The Lusitania : Part 7 : Passengers of Distinction
James Tilley Houghton was born in Saratoga Springs, New York, on July 23 1885. His father was James Warren Houghton, a Justice of the Supreme Court of the State of New York.Â He was prepared for college by private tutors, and went to Harvard University in the fall of 1904, where he was a member of the Pi Eta society and took lead roles in several of the society’s shows. He received his college degree in 1908 and three years later his medical degree.
Houghton went to work at City Hospital in Boston, Massachusetts. It was there, in February 1913, that his father was admitted for surgery after falling ill with appendicitis. The operation was not a success and Justice Houghton died on February 14, 1913.
Dr. James Houghton was working for the Belgian Red Cross by 1915, under the supervision of Dr. Antoine Depage at his hospital at La Panne. He boarded the Lusitania on May 1st, joining Marie Depage, wife of Dr. Depage.Â Madame Depage, who was the head of the Belgian Relief Society, had been touring the United States, appealing for funds to help the Belgian relief effort.
Two telegrams were waiting for Dr. Houghton in his cabin, E64, which read: Best wishes, fine trip and speedy return. Cable address, will miss you terribly. God protect you – Hugh Caroline.Â Goodbye and good luck – Teresa.
The voyage passed uneventfully. Houghton renewed his acquaintance with Lindon Bates Jr. and Major Frederic Warren Pearl, both of whom worked for the Red Cross. He also met fellow a Harvard graduate, Richard Freeman, class of â€˜09. Dinner each night was spent in the company of Madame Depage, and Theodate Pope and Edwin Friend, both of Connecticut.

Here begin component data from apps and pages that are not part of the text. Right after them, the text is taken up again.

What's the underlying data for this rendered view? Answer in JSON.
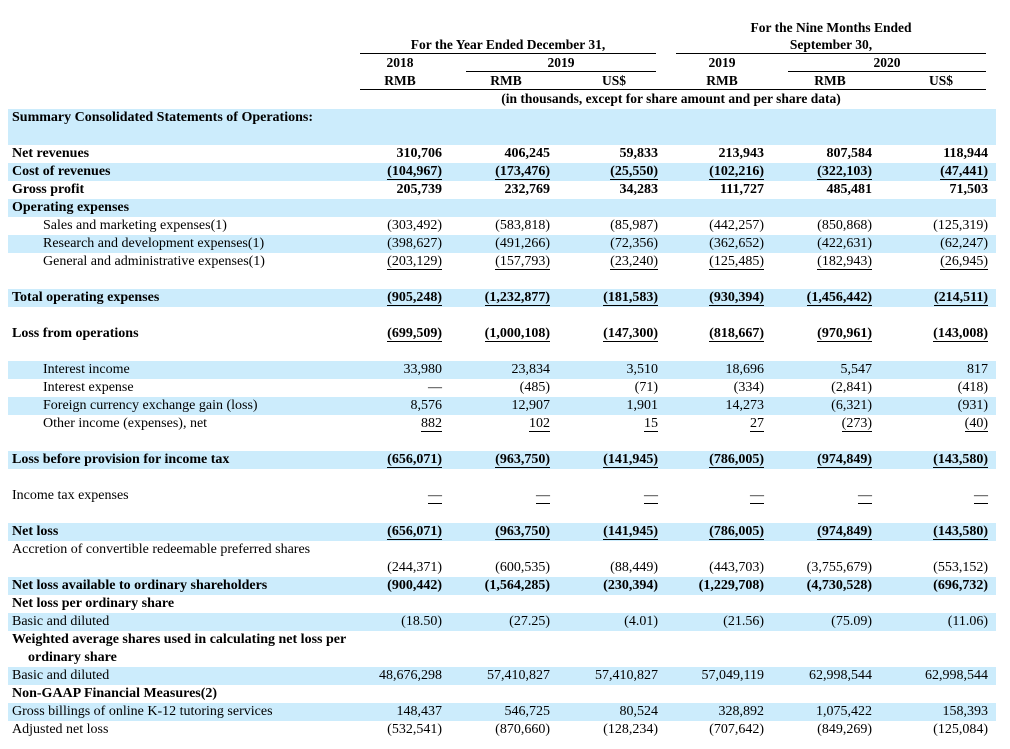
{
  "header": {
    "group_year": "For the Year Ended December 31,",
    "group_nine_line1": "For the Nine Months Ended",
    "group_nine_line2": "September 30,",
    "year_2018": "2018",
    "year_2019": "2019",
    "nine_2019": "2019",
    "nine_2020": "2020",
    "currencies": [
      "RMB",
      "RMB",
      "US$",
      "RMB",
      "RMB",
      "US$"
    ],
    "units_note": "(in thousands, except for share amount and per share data)"
  },
  "rows": [
    {
      "label": "Summary Consolidated Statements of Operations:",
      "style": "bold",
      "values": []
    },
    {
      "label": "Net revenues",
      "style": "bold",
      "values": [
        "310,706",
        "406,245",
        "59,833",
        "213,943",
        "807,584",
        "118,944"
      ]
    },
    {
      "label": "Cost of revenues",
      "style": "bold",
      "values": [
        "(104,967)",
        "(173,476)",
        "(25,550)",
        "(102,216)",
        "(322,103)",
        "(47,441)"
      ]
    },
    {
      "label": "Gross profit",
      "style": "bold",
      "values": [
        "205,739",
        "232,769",
        "34,283",
        "111,727",
        "485,481",
        "71,503"
      ]
    },
    {
      "label": "Operating expenses",
      "style": "bold",
      "values": []
    },
    {
      "label": "Sales and marketing expenses(1)",
      "style": "indent",
      "values": [
        "(303,492)",
        "(583,818)",
        "(85,987)",
        "(442,257)",
        "(850,868)",
        "(125,319)"
      ]
    },
    {
      "label": "Research and development expenses(1)",
      "style": "indent",
      "values": [
        "(398,627)",
        "(491,266)",
        "(72,356)",
        "(362,652)",
        "(422,631)",
        "(62,247)"
      ]
    },
    {
      "label": "General and administrative expenses(1)",
      "style": "indent",
      "values": [
        "(203,129)",
        "(157,793)",
        "(23,240)",
        "(125,485)",
        "(182,943)",
        "(26,945)"
      ]
    },
    {
      "label": "Total operating expenses",
      "style": "bold",
      "values": [
        "(905,248)",
        "(1,232,877)",
        "(181,583)",
        "(930,394)",
        "(1,456,442)",
        "(214,511)"
      ]
    },
    {
      "label": "Loss from operations",
      "style": "bold",
      "values": [
        "(699,509)",
        "(1,000,108)",
        "(147,300)",
        "(818,667)",
        "(970,961)",
        "(143,008)"
      ]
    },
    {
      "label": "Interest income",
      "style": "indent",
      "values": [
        "33,980",
        "23,834",
        "3,510",
        "18,696",
        "5,547",
        "817"
      ]
    },
    {
      "label": "Interest expense",
      "style": "indent",
      "values": [
        "—",
        "(485)",
        "(71)",
        "(334)",
        "(2,841)",
        "(418)"
      ]
    },
    {
      "label": "Foreign currency exchange gain (loss)",
      "style": "indent",
      "values": [
        "8,576",
        "12,907",
        "1,901",
        "14,273",
        "(6,321)",
        "(931)"
      ]
    },
    {
      "label": "Other income (expenses), net",
      "style": "indent",
      "values": [
        "882",
        "102",
        "15",
        "27",
        "(273)",
        "(40)"
      ]
    },
    {
      "label": "Loss before provision for income tax",
      "style": "bold",
      "values": [
        "(656,071)",
        "(963,750)",
        "(141,945)",
        "(786,005)",
        "(974,849)",
        "(143,580)"
      ]
    },
    {
      "label": "Income tax expenses",
      "style": "plain",
      "values": [
        "—",
        "—",
        "—",
        "—",
        "—",
        "—"
      ]
    },
    {
      "label": "Net loss",
      "style": "bold",
      "values": [
        "(656,071)",
        "(963,750)",
        "(141,945)",
        "(786,005)",
        "(974,849)",
        "(143,580)"
      ]
    },
    {
      "label": "Accretion of convertible redeemable preferred shares",
      "style": "plain",
      "values": [
        "(244,371)",
        "(600,535)",
        "(88,449)",
        "(443,703)",
        "(3,755,679)",
        "(553,152)"
      ]
    },
    {
      "label": "Net loss available to ordinary shareholders",
      "style": "bold",
      "values": [
        "(900,442)",
        "(1,564,285)",
        "(230,394)",
        "(1,229,708)",
        "(4,730,528)",
        "(696,732)"
      ]
    },
    {
      "label": "Net loss per ordinary share",
      "style": "bold",
      "values": []
    },
    {
      "label": "Basic and diluted",
      "style": "plain",
      "values": [
        "(18.50)",
        "(27.25)",
        "(4.01)",
        "(21.56)",
        "(75.09)",
        "(11.06)"
      ]
    },
    {
      "label": "Weighted average shares used in calculating net loss per ordinary share",
      "style": "bold",
      "values": []
    },
    {
      "label": "Basic and diluted",
      "style": "plain",
      "values": [
        "48,676,298",
        "57,410,827",
        "57,410,827",
        "57,049,119",
        "62,998,544",
        "62,998,544"
      ]
    },
    {
      "label": "Non-GAAP Financial Measures(2)",
      "style": "bold",
      "values": []
    },
    {
      "label": "Gross billings of online K-12 tutoring services",
      "style": "plain",
      "values": [
        "148,437",
        "546,725",
        "80,524",
        "328,892",
        "1,075,422",
        "158,393"
      ]
    },
    {
      "label": "Adjusted net loss",
      "style": "plain",
      "values": [
        "(532,541)",
        "(870,660)",
        "(128,234)",
        "(707,642)",
        "(849,269)",
        "(125,084)"
      ]
    }
  ]
}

Houghton was interviewed upon reaching Queenstown, and gave the following account of the disaster:
I may say that I had a dreadful foreboding that we were torpedoed and was not surprised when I got on deck to be informed by an Officer that we had been attacked by a German submarine. By the time I had reached the deck the vessel had decided list to starboard. I remained standing on the deck for a moment or two and was joined by Madame Depage.
The boats were by this time being lowered. An Officer told us that there was no danger. The vessel would be heading for Queenstown and would be beached there, if necessary.
The liner was again struck, this time forward of the main bridge. The first torpedo had struck midships. The second attack was evidently of a more deadly character than the first, as quite suddenly the big vessel began to settle by the head. Orders quickly came from the bridge to lower all the boats. This work was at once commenced.
Women and children were being rushed to the boats and were being lowered, some of them successfully, but others not. Many people were thrown into the sea. I saw the time to leave the ship, now well down by the head. I said to Madame Depage that we had better jump overboard and trust to be picked up by one of the rafts or lifeboats. This we both did. As I struck the water my head came into contact with a piece of wreckage which stunned me and I commenced to sink.
Happily I came to the surface again and I struck out for a damaged raft that was not far away. My first thought was to try and see Madame Depage but no trace of her was to be seen and I can only conclude that she was drowned.
Quite a number of people were on the raft and it was sinking under us. One poor fellow lost his reason altogether and jumped into the sea and was drowned. We were about 100 yards from the Lusitania when she foundered. It was an appalling sight to witness as her decks were still crowded with passengers frantically rushing about in a frenzied state. The spectacle in the water was even worse when scores of people were struggling to keep afloat and some shouting for help. But we could not give any assistance.
We were eventually picked up by a trawler and transferred to the tug Stormcock. We were then brought ashore at Queenstown. It was an awful experience and I thank providence for my escape.